I can talk about the Boogie Man, the monsters in the closet, the scary things that live under the bed…and with confidence say…those things aren’t real.

But, the fear..the fear of his memories…the fear of waking up and suddenly being in excruciating pain, in a dark room hooked up to wires, and tubes, bright monitors beeping and people hovering around and poking and prodding all day and all night….those things in my boy’s mind…I can’t take away.  I can’t say aren’t real.  I can’t say….won’t happen again.  Because, achingly enough, it will.

My boy who never met a stranger.  My boy who laughed and giggled and babbled to every person he met.  My boy whose eyes showed nothing but joy…is now changed.

He’s different.  He’s suddenly aged…the truth of his life and the journey of a thousand men resting on his little shoulders.  I see it in his eyes. I see the fear of the unknown.  The apprehension.  The fear to leave my side….because the last time I left it….he woke up in a nightmare.

My sweet innocent, baby boy.

It’s never ok to tell me “He won’t remember.”

Because he does.  And he’ll be reminded every day for the rest of his life when he sees his scars on his face, his chest, his stomach…

It’s never ok to say, “At least he’s so little he’ll forget the pain.”

When?  Because he still remembers.  He does.  And the pain….it’s still there… maybe not in the magnitude…but it lingers.

It’s never ok to say, “Luckily…this is all happening when he’s so young.”

No.  That’s not ok.

He just wants to be a baby.  I just want him to be a baby.  To only know love. To only know the gentle touch of my hands and my arms.

Please remember these things when you are talking to me or another parent who’s child has been through extensive surgery or medical treatment.

Because…they remember….and yes…someday they may forget.

But we never will.



  1. Jennifer Benedict says:

    I can’t imagine what he must have felt and what it must do to you!

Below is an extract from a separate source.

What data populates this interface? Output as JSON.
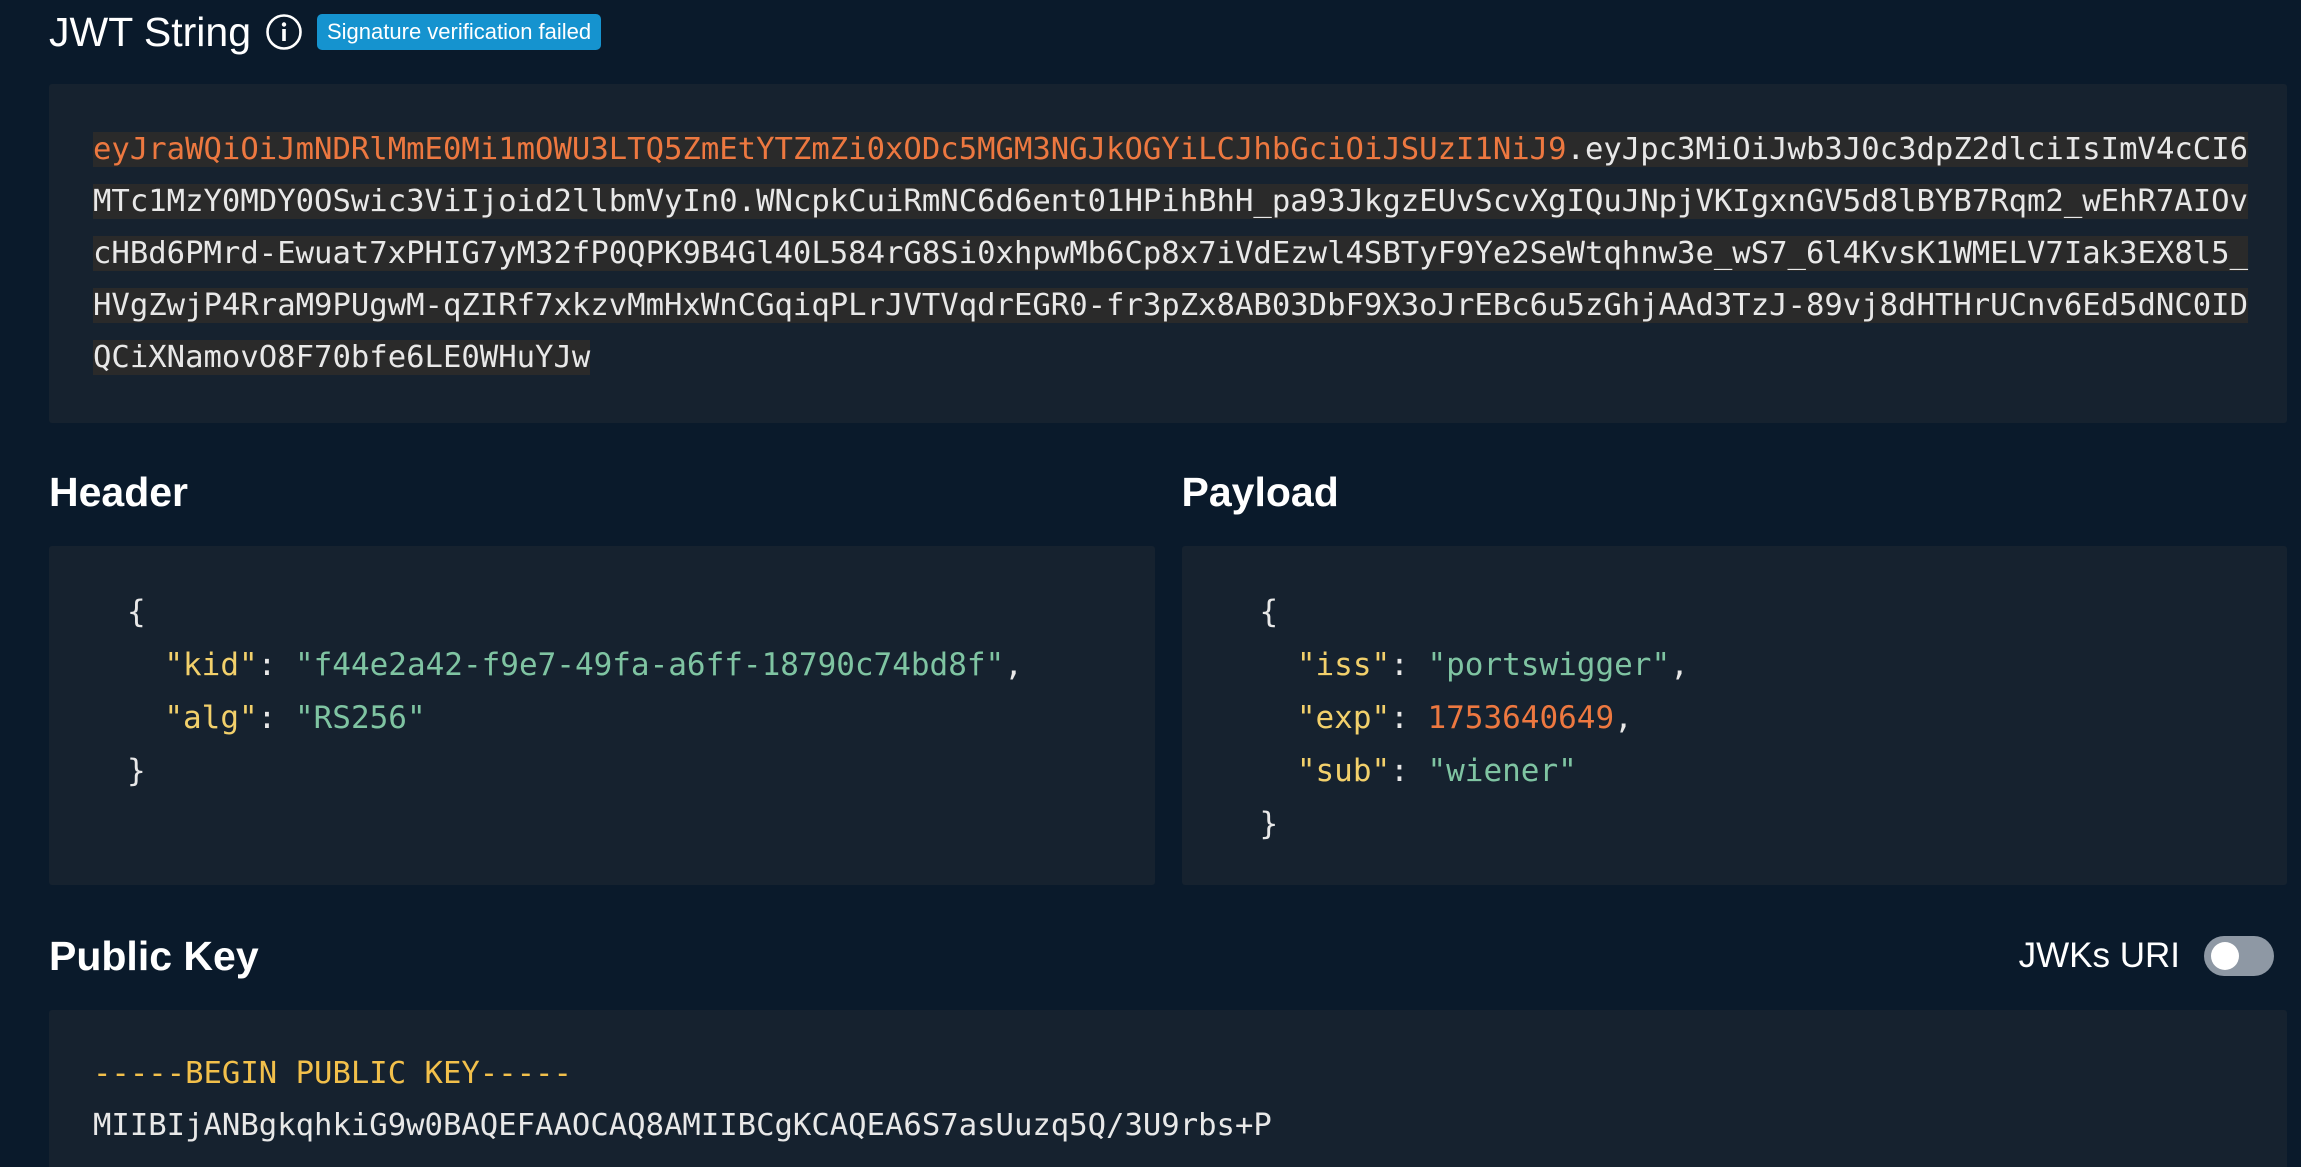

I totally support the machete method!! How dare they presume to know those things while he lays suffering and all you can do is watch!? A big F U to all of those who are insensitive enough to tell a mother that its ok her baby is crying and screaming in pain cuz he won’t remember it even though he does! How dare they!

  2. That was beautiful and very well written. I read with tears rolling down my face as I cannot begin to even imagine what you or he have gone through. Just know that your little guy and your family have been and will continue to be in my prayers. God bless you…you are a wonderful momma.

  3. This happened to Mason. He had severe PTSD and for the longest while I never thought I’d get his sweet smile back. He was tortured. Plain and simple. Sure, it’s to save their lives and yes it has to happen.

    I *can* tell you that two years later, he seems to have forgotten and he’s all smiles now with no apparent lingering issues. However, I remember vividly the feelings you describe of mourning the loss of my child’s innocence and bawling over how obvious it was he remembered.

    Hugs. You are replacing the scary thoughts with loving moments. Eventually, all the love will replace the bad <3